== Segment start ==
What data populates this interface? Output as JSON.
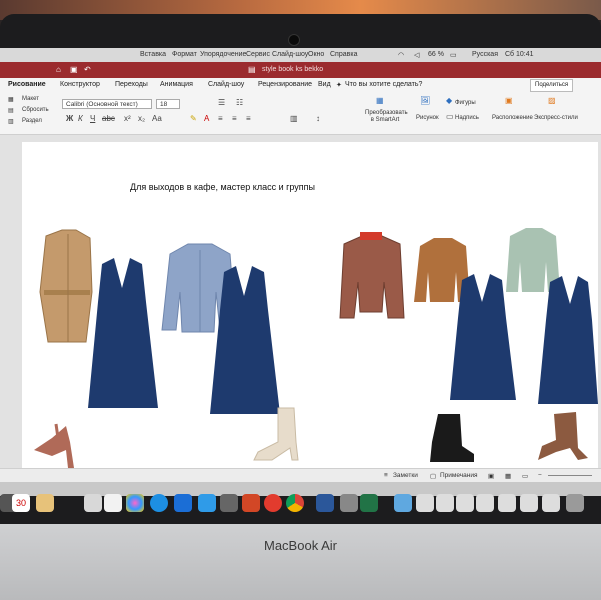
{
  "menubar": {
    "items": [
      "Вставка",
      "Формат",
      "Упорядочение",
      "Сервис",
      "Слайд-шоу",
      "Окно",
      "Справка"
    ],
    "battery": "66 %",
    "language": "Русская",
    "clock": "Сб 10:41"
  },
  "window": {
    "title": "style book ks bekko"
  },
  "ribbon_tabs": [
    "Рисование",
    "Конструктор",
    "Переходы",
    "Анимация",
    "Слайд-шоу",
    "Рецензирование",
    "Вид"
  ],
  "tell_me": "Что вы хотите сделать?",
  "share_label": "Поделиться",
  "ribbon": {
    "layout_label": "Макет",
    "reset_label": "Сбросить",
    "section_label": "Раздел",
    "font_name": "Calibri (Основной текст)",
    "font_size": "18",
    "smartart_label": "Преобразовать в SmartArt",
    "picture_label": "Рисунок",
    "shapes_label": "Фигуры",
    "textbox_label": "Надпись",
    "arrange_label": "Расположение",
    "quick_styles_label": "Экспресс-стили"
  },
  "slide": {
    "title": "Для выходов в кафе, мастер класс и группы"
  },
  "statusbar": {
    "notes_label": "Заметки",
    "comments_label": "Примечания"
  },
  "dock": {
    "calendar_day": "30"
  },
  "laptop": {
    "brand": "MacBook Air"
  },
  "colors": {
    "titlebar": "#9b2b2e",
    "denim_dress": "#1e3a6e",
    "trench_coat": "#c49a6c",
    "cardigan": "#8ea4c8",
    "plaid_jacket": "#9a5a48",
    "sweater_brown": "#b0703c",
    "sweater_mint": "#a9c2b2"
  }
}
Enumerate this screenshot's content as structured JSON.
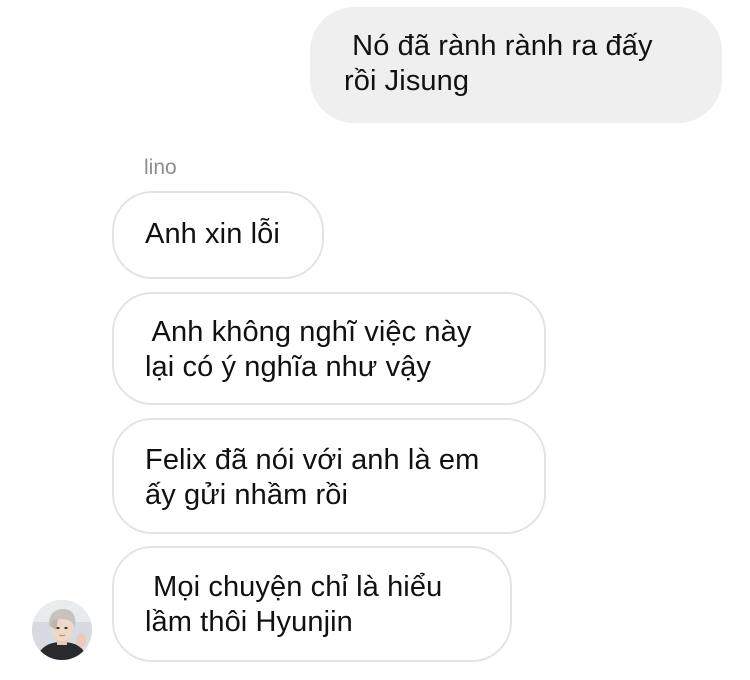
{
  "thread": {
    "sent_messages": [
      {
        "text": " Nó đã rành rành ra đấy\nrồi Jisung"
      }
    ],
    "sender_name": "lino",
    "received_messages": [
      {
        "text": "Anh xin lỗi"
      },
      {
        "text": " Anh không nghĩ việc này\nlại có ý nghĩa như vậy"
      },
      {
        "text": "Felix đã nói với anh là em\nấy gửi nhầm rồi"
      },
      {
        "text": " Mọi chuyện chỉ là hiểu\nlầm thôi Hyunjin"
      }
    ],
    "avatar_icon": "profile-photo-avatar"
  },
  "colors": {
    "sent_bubble": "#efefef",
    "received_border": "#e3e3e3",
    "sender_name": "#8e8e8e",
    "text": "#111111"
  }
}
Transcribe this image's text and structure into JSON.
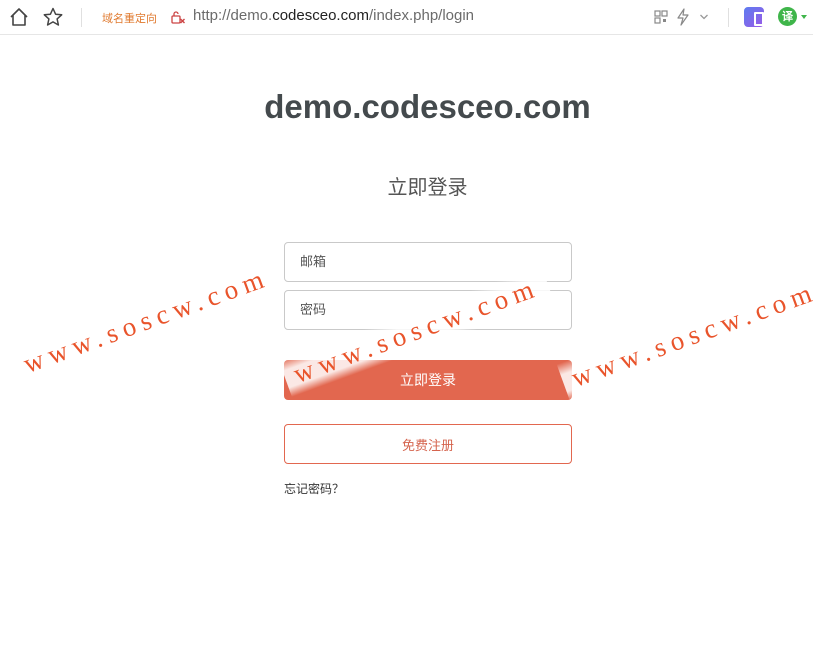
{
  "browser": {
    "redirect_tag": "域名重定向",
    "url_prefix": "http://demo.",
    "url_host": "codesceo.com",
    "url_path": "/index.php/login",
    "translate_label": "译"
  },
  "page": {
    "site_title": "demo.codesceo.com",
    "login_heading": "立即登录",
    "email_placeholder": "邮箱",
    "password_placeholder": "密码",
    "login_button": "立即登录",
    "register_button": "免费注册",
    "forgot_link": "忘记密码？"
  },
  "watermark": {
    "text": "www.soscw.com"
  },
  "colors": {
    "accent": "#e2674f",
    "title": "#444a4d",
    "watermark": "#e9542b"
  }
}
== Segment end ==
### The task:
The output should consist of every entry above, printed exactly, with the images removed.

### Task response:
What data populates this interface? Output as JSON.
{
  "menubar": {
    "items": [
      "Вставка",
      "Формат",
      "Упорядочение",
      "Сервис",
      "Слайд-шоу",
      "Окно",
      "Справка"
    ],
    "battery": "66 %",
    "language": "Русская",
    "clock": "Сб 10:41"
  },
  "window": {
    "title": "style book ks bekko"
  },
  "ribbon_tabs": [
    "Рисование",
    "Конструктор",
    "Переходы",
    "Анимация",
    "Слайд-шоу",
    "Рецензирование",
    "Вид"
  ],
  "tell_me": "Что вы хотите сделать?",
  "share_label": "Поделиться",
  "ribbon": {
    "layout_label": "Макет",
    "reset_label": "Сбросить",
    "section_label": "Раздел",
    "font_name": "Calibri (Основной текст)",
    "font_size": "18",
    "smartart_label": "Преобразовать в SmartArt",
    "picture_label": "Рисунок",
    "shapes_label": "Фигуры",
    "textbox_label": "Надпись",
    "arrange_label": "Расположение",
    "quick_styles_label": "Экспресс-стили"
  },
  "slide": {
    "title": "Для выходов в кафе, мастер класс и группы"
  },
  "statusbar": {
    "notes_label": "Заметки",
    "comments_label": "Примечания"
  },
  "dock": {
    "calendar_day": "30"
  },
  "laptop": {
    "brand": "MacBook Air"
  },
  "colors": {
    "titlebar": "#9b2b2e",
    "denim_dress": "#1e3a6e",
    "trench_coat": "#c49a6c",
    "cardigan": "#8ea4c8",
    "plaid_jacket": "#9a5a48",
    "sweater_brown": "#b0703c",
    "sweater_mint": "#a9c2b2"
  }
}
Enumerate this screenshot's content as structured JSON.
{
  "thread": {
    "sent_messages": [
      {
        "text": " Nó đã rành rành ra đấy\nrồi Jisung"
      }
    ],
    "sender_name": "lino",
    "received_messages": [
      {
        "text": "Anh xin lỗi"
      },
      {
        "text": " Anh không nghĩ việc này\nlại có ý nghĩa như vậy"
      },
      {
        "text": "Felix đã nói với anh là em\nấy gửi nhầm rồi"
      },
      {
        "text": " Mọi chuyện chỉ là hiểu\nlầm thôi Hyunjin"
      }
    ],
    "avatar_icon": "profile-photo-avatar"
  },
  "colors": {
    "sent_bubble": "#efefef",
    "received_border": "#e3e3e3",
    "sender_name": "#8e8e8e",
    "text": "#111111"
  }
}
Transcribe this image's text and structure into JSON.
{
  "browser": {
    "redirect_tag": "域名重定向",
    "url_prefix": "http://demo.",
    "url_host": "codesceo.com",
    "url_path": "/index.php/login",
    "translate_label": "译"
  },
  "page": {
    "site_title": "demo.codesceo.com",
    "login_heading": "立即登录",
    "email_placeholder": "邮箱",
    "password_placeholder": "密码",
    "login_button": "立即登录",
    "register_button": "免费注册",
    "forgot_link": "忘记密码？"
  },
  "watermark": {
    "text": "www.soscw.com"
  },
  "colors": {
    "accent": "#e2674f",
    "title": "#444a4d",
    "watermark": "#e9542b"
  }
}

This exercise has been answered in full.